  12. I was 14 miles to the south……. at this point I'd left the Brit Army and joined the Legion………. we heard shit was going wrong…… and we were on our way….. Sgt Gedez told us to shut the fuck up and sit down…….. so I never got near the dam. But I give you my word if things were different……..(I know we couldn't have helped) but you guys are legends….. not just as paras, not just as soldiers….. but as men. I wish I could of helped in some way.

  13. No man should have to die by mines.
    At least go fighting not by surprise

  14. Went through training with Stu Pearson when he first joined up, as a jock in the Scots Division up at Milton Bridge, didnt realise when this happened that he was involved at Kajaki when it was all over the news, this has to be the best, gritty "war" film out, not cinematic bullshit but the true face of war

  15. 455 UK troops were killed and at least 2500 were wounded in action in Afghanistan.

    21 were casualties on the same day as this incident in September 2006 (3 killed and 19 wounded in three separate incidents in one day, 3 of the 19 wounded lost limbs).

    The worst years for British troops was 2009 and 2010, both years had 104-108 killed.

    The worst month was probably July 2009 with 22 British troops killed and well over a hundred wounded, but several other months were nearly as bad in terms of casualties suffered.

  16. I've seen pictures of hilltop positions in Afghanistan (karjaki and I think one overlooking musa qala town with a river in front and massive mountains in the distance).

    I've never been but it looked like the 15-19th century, with a handful of troops with bashas and foxholes overlooking the whole scene.

    Of all of the different parts of Afghanistan, some look like English farmland, some look like alpine hillsides, but the views of karjaki and musa qala looked like a cross between a beautiful view and something from a weird nightmare..

    What a place to have to fight..

  17. Watched that film late one night and I was fuckin gutted for days after, it was a film I know but was as near as a civey like my self is going to get to what actually happened, any of you lads who served out their have our nations gratitude, we all know the pollitition s are a bunch of cunts and many left wing arse holes as well, but speaking from the heart you lads are the pride of the nation true Brits, RIP Mark and God bless you

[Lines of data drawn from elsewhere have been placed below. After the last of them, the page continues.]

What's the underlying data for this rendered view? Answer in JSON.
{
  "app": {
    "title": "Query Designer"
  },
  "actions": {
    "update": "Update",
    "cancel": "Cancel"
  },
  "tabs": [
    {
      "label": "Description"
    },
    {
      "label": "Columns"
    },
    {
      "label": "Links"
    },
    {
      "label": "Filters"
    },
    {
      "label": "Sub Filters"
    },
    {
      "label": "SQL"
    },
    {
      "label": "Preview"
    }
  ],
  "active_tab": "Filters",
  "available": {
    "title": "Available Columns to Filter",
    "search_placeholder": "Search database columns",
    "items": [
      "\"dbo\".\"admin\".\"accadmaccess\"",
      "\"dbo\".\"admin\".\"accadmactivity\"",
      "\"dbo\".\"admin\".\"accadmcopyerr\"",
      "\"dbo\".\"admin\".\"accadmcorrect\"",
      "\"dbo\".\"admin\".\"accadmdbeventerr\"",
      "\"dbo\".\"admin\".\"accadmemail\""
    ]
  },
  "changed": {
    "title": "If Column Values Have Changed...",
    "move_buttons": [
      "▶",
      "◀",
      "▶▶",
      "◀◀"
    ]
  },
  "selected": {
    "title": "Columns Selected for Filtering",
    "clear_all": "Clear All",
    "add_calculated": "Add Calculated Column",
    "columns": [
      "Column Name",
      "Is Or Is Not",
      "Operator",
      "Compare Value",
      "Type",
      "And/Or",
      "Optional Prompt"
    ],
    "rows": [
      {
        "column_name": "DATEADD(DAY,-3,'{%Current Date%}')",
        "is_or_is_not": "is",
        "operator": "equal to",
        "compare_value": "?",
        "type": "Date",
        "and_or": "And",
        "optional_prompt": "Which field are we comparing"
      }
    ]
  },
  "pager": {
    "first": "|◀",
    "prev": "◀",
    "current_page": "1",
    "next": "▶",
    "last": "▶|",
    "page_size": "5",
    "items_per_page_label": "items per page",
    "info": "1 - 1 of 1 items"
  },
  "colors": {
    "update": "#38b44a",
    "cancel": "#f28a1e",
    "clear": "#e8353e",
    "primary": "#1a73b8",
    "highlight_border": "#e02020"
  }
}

  18. Top lads! But i suppose it crawlin with terry today! That what pisses me right off.

  19. My boys dad was involved in the kajaki incident and lost his leg was a very stressful and heart breaking time. So proud of all the lads for what they do.

  20. What a Soldier, An awesome Para indeed….God bless you all!!!!!!!!!!!

  21. I have watched your story just now. I wish I could say something but I'm speechless.

    I will now have the minute if silence.

  22. As they were on active duty, why were they awarded a civilian medal, rather that the V,C,/…anyone know?

Leave a Reply

Your email address will not be published. Required fields are marked *